Barenboim takes up La Scala baton

Internationally famed Jewish Wagner conductor opens the season with 'Tristan and Isolde.'

barenboim 88 224 (photo credit: )
barenboim 88 224
(photo credit: )
Twice blocked by striking musicians and stagehands, Daniel Barenboim makes his debut in Milan as La Scala's principal visiting conductor Friday night with a gala premiere of Tristan und Isolde. Opening the season with Wagner on Verdi turf might seem a provocation. But Barenboim's six-season arrangement with La Scala will be an exercise in cross-fertilizing Italian and German operatic traditions as he wings between Milan and Berlin, where he is the Staatsoper's music director. "It is not an act of globalization but it is an act of cosmopolitan thinking," Barenboim said in an interview between rehearsals. This season, Barenboim will conduct Tristan and Prokofiev's treatment of Dostoevsky's The Gambler, as well perform the Beethoven sonatas for piano. The mixing of styles will reach a peak when La Scala and the Staatsoper execute a major co-production of Wagner's Ring Cycle in 2010-11. In fact, Wagner is not entirely foreign to La Scala's tiered balconies. His works are second only to Verdi in opening La Scala's seasons: 17 times dating to the 1889 performance of Die Meistersinger von Nuernberg to 1998's Goetterdaemmerung.
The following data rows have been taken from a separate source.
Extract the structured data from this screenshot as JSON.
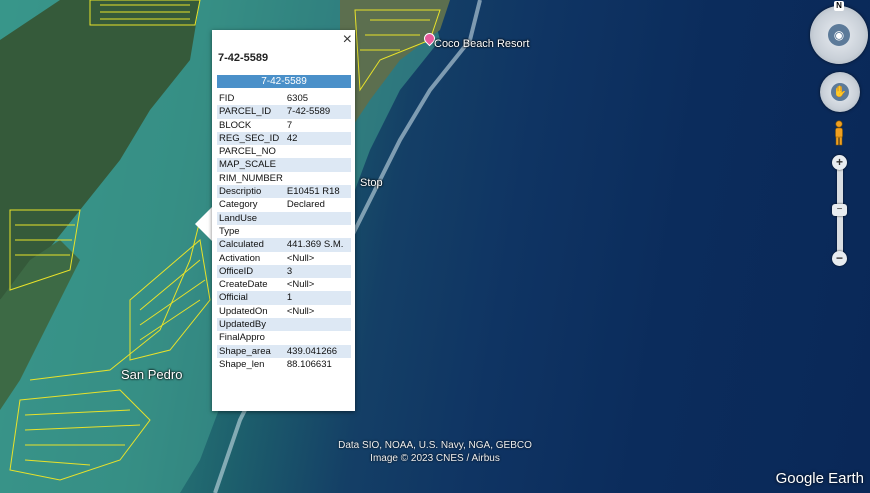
{
  "map": {
    "place_label": "San Pedro",
    "poi_label": "Coco Beach Resort",
    "partial_label": "Stop",
    "attribution_line1": "Data SIO, NOAA, U.S. Navy, NGA, GEBCO",
    "attribution_line2": "Image © 2023 CNES / Airbus",
    "brand": "Google Earth"
  },
  "balloon": {
    "close_glyph": "×",
    "title": "7-42-5589",
    "header": "7-42-5589",
    "rows": [
      {
        "key": "FID",
        "value": "6305"
      },
      {
        "key": "PARCEL_ID",
        "value": "7-42-5589"
      },
      {
        "key": "BLOCK",
        "value": "7"
      },
      {
        "key": "REG_SEC_ID",
        "value": "42"
      },
      {
        "key": "PARCEL_NO",
        "value": ""
      },
      {
        "key": "MAP_SCALE",
        "value": ""
      },
      {
        "key": "RIM_NUMBER",
        "value": ""
      },
      {
        "key": "Descriptio",
        "value": "E10451 R18"
      },
      {
        "key": "Category",
        "value": "Declared"
      },
      {
        "key": "LandUse",
        "value": ""
      },
      {
        "key": "Type",
        "value": ""
      },
      {
        "key": "Calculated",
        "value": "441.369 S.M."
      },
      {
        "key": "Activation",
        "value": "<Null>"
      },
      {
        "key": "OfficeID",
        "value": "3"
      },
      {
        "key": "CreateDate",
        "value": "<Null>"
      },
      {
        "key": "Official",
        "value": "1"
      },
      {
        "key": "UpdatedOn",
        "value": "<Null>"
      },
      {
        "key": "UpdatedBy",
        "value": ""
      },
      {
        "key": "FinalAppro",
        "value": ""
      },
      {
        "key": "Shape_area",
        "value": "439.041266"
      },
      {
        "key": "Shape_len",
        "value": "88.106631"
      }
    ]
  },
  "nav": {
    "north": "N",
    "zoom_in": "+",
    "zoom_out": "−",
    "slider_glyph": "−"
  },
  "colors": {
    "header_blue": "#4a90c9",
    "row_alt": "#dde8f4",
    "parcel_yellow": "#e8e22a"
  }
}
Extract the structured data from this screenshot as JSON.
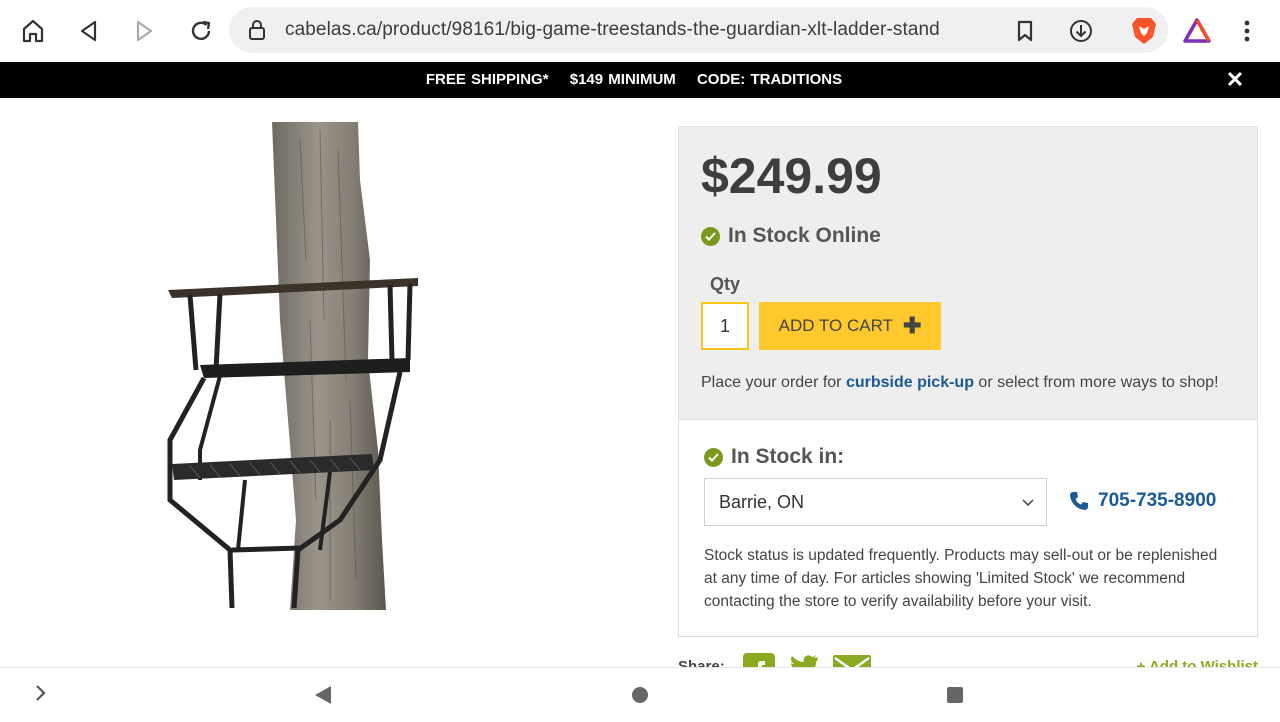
{
  "browser": {
    "url": "cabelas.ca/product/98161/big-game-treestands-the-guardian-xlt-ladder-stand",
    "icons": [
      "home-icon",
      "back-icon",
      "forward-icon",
      "reload-icon",
      "lock-icon",
      "bookmark-icon",
      "download-icon",
      "brave-icon",
      "rewards-icon",
      "menu-icon"
    ]
  },
  "promo": {
    "part1": "FREE SHIPPING*",
    "part2": "$149 MINIMUM",
    "part3": "CODE: TRADITIONS",
    "close": "✕"
  },
  "product": {
    "price": "$249.99",
    "stock_online": "In Stock Online",
    "qty_label": "Qty",
    "qty_value": "1",
    "add_to_cart": "ADD TO CART",
    "add_symbol": "✚",
    "pickup_prefix": "Place your order for ",
    "pickup_link": "curbside pick-up",
    "pickup_suffix": " or select from more ways to shop!"
  },
  "store": {
    "instock_label": "In Stock in:",
    "selected_store": "Barrie, ON",
    "phone": "705-735-8900",
    "note": "Stock status is updated frequently. Products may sell-out or be replenished at any time of day. For articles showing 'Limited Stock' we recommend contacting the store to verify availability before your visit."
  },
  "share": {
    "label": "Share:",
    "wishlist": "+ Add to Wishlist"
  },
  "colors": {
    "accent_yellow": "#ffc82c",
    "check_green": "#7a9a1e",
    "link_blue": "#1a5a96",
    "promo_bg": "#000000"
  }
}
Tristan, however, has not been among them. "Of all the Wagner operas, Tristan is the one opera that Wagner-haters like, even those who find the Ring intolerable, too Germanic, or whatever it is," Barenboim said. One might assume Barenboim was behind Wagner's prominent return to La Scala, where the German composer's work went silent for a half-century from 1932 largely because of the stigma cast on him by the fact he was Hitler's favorite composer. The Argentine-born Jewish conductor advocates separating Wagner's glorious music from the taint of Nazi admiration - and he has flouted an informal ban on Wagner in his adopted country Israel. But Barenboim says it was La Scala manager Stephane Lissner following the orchestra mutiny that led to Riccardo Muti's 2005 departure - who lured Barenboim to La Scala with the prospect of fulfilling one of his dream Wagner projects. Lissner "knew that if he offered me Tristan with (theater director) Patrice Chereau I could never say no, because this is something Patrice and I have been trying to do together for the last 26 years. And it had been canceled twice, in Bayreuth." No musical director has been named in Muti's place. Rather, Barenboim is chief among the guest conductors, including Daniele Gatti and Riccardo Chailly. The position is deliberately hazy, with Barenboim carrying the informal honorific title "Maestro of La Scala." Barenboim very nearly risked seeing this long-sought collaboration canceled again, this time due to labor tensions. La Scala's 800 employees, from musicians to stagehands, called a pair of walkouts in November, forcing the cancellation of two performances of Verdi's Requiem. The intervention of Culture Minister Francesco Rutelli dispelled the strike threat hanging over the gala premiere, the social event of the Milan cultural calendar, though no contract settlement has been reached. Barenboim said he had an instant chemistry with the La Scala orchestra - which became evident to both sides two years ago when he returned to opera house after a 30-year absence. He praises its musicians for their curiosity. He also knows La Scala's audiences can be savage in their search for purity - particularly those who frequent the upper tiers of La Scala's balconies known as the "loggionisti." Last year, their boos drove tenor Roberto Alagna from the stage during Aida. This year, British tenor Ian Storey as Tristan and German mezzo-soprano Waltraud Meier as Isolde will be put to the test. "Audiences of La Scala react differently to Aida than an audience in the Staatsoper in Berlin. No question about it," Barenboim said. "I think in Germany they would be much more tolerant of a slight vocal deficiency if the expression was there. And in Italy they would be a lot more tolerant for lack of expression if the beauty of the tone was there."